Lezgi verbs of perception (UPDATED)

If you read carefully one of the previous posts, entitled “Lezgi syntax trivia” you may have noticed that the sentences with the verb ‘to see’ looked a bit strange. I’ll repeat them now for the record:

Рушаз гада акуна. The girl saw the boy.
Гададиз руш акунач. The boy didn’t saw the girl.

What’s so strange about them? The fact that they seem to be constructed “backwards”. The noun representing the person who sees has an ending while the noun representing the person who is seen stands in its dictionary form.

That’s because a certain set of verbs, mainly related to perception,  but also to feelings, behave in Lezgi in a peculiar way. You may think of Lezgi way of saying “the boy saw the girl” as something along the lines of “to the boy the girl was seen”. More adequately, you can compare this with syntax of the verb “to like” in many languages (cf. Italian mi piace and Russian мне нравится).

Incidentally, the Lezgi verb ‘to like’ – кIан (you’ve met it before, it means also ‘to love’ and ‘to want’) uses the same arrangement, so Рушаз гада кIанзава means “the girl loves the boy” and not the other way around.

Another useful verb behaving this way is ‘to know (a fact)’ – чида. ‘I don’t know’ is in Lezgi Заз чидач

An incomplete list of other verbs using this construction:

жугъун ‘to find’; ава (only in the meaning ‘to have’); бегенмиш хьун ‘to like’; бизар хьун ‘to be fed up with’; такIан хьун ‘to hate’; шад хьун ‘to be happy’; гьайиф хьун ‘to be hurt’

In some cases the construction is more complicated as none of the nouns/pronouns in the sentence stand in the dictionary form:

киче хьун ‘to be afraid’ Ваз захъай киче жемир! ‘don’t be afraid of me’
регъуь хьун ‘to be ashamed’ Ваз захъай регъуь жемир! ‘don’t be ashamed of me’
бейкеф хьун ‘to be angry’ Ваз закай бейкеф жемир! ‘don’t be angry at me’

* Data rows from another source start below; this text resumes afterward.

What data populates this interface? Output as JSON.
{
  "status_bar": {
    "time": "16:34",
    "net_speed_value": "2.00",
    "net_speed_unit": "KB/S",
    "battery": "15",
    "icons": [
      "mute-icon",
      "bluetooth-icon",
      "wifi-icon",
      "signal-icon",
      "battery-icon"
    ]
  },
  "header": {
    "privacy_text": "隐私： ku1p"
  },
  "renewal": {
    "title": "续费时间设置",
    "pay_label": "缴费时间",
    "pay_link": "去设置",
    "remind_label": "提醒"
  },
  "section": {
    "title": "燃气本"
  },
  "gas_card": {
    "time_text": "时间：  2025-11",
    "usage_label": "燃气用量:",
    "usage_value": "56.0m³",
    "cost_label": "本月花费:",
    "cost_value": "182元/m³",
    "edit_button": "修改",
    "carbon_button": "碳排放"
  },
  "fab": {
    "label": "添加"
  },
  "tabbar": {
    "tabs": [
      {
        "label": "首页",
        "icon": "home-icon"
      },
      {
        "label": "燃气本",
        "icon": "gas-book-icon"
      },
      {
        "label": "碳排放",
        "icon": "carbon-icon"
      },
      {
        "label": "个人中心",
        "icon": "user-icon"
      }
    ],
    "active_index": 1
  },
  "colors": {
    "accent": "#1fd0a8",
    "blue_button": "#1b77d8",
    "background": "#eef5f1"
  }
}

There’s a group of verbs formed with the aid of verb атун ‘to come’ using this construction.
хъел атун ‘to be angry’ – адаз хъел атанва ‘he is angry’ lit. ‘anger has come to him’
шел атун ‘to feel like crying’
гьайиф атун ‘to be sorry; to regret’
хъвер атун ‘to be happy; to feel like laughing’
хуш атун ‘to be glad about something; to like something’

Lastly, this construction is used in verbs made from adjectives like гишин ‘hungry’ or мекьи ‘cold’

адаз гишинзава ‘he is hungry’
мекьизавани ваз? ‘are you cold?’

Lezgi syntax trivia. Subjects and participles.

Now that I’m done with “reading lezgi” I thought I’d share with you two bits of info on Lezgi syntax (ie. sentence-forming). Or rather not, I’ll just show you some things, withholding any comments until you ask some questions.

I. The subject (or the doer/experiencer).

Руш кIвализ хтана.  The girl returned home.
Гада кIвализ хтанач. The boy didn’t return home.
Гада кIвале авач. The boy is not home.
Рушаз гада акуна. The girl saw the boy.
Гададиз руш акунач. The boy didn’t saw the girl.
Бубади гада кIвализ ракъурна. Father sent the boy home.
Гадади рушаз ич гана. The boy gave the apple to the girl.
Руша гададиз ич ганач. The girl didn’t give the apple to the boy.

II. Participles. Do you know any other language which makes the following possible?

рушаз ич гайи гада – the boy who gave the apple to the girl
гадади ич гайи руш – the girl whom the boy gave the apple
гадади рушаз гайи ич – the apple which was given by the boy to the girl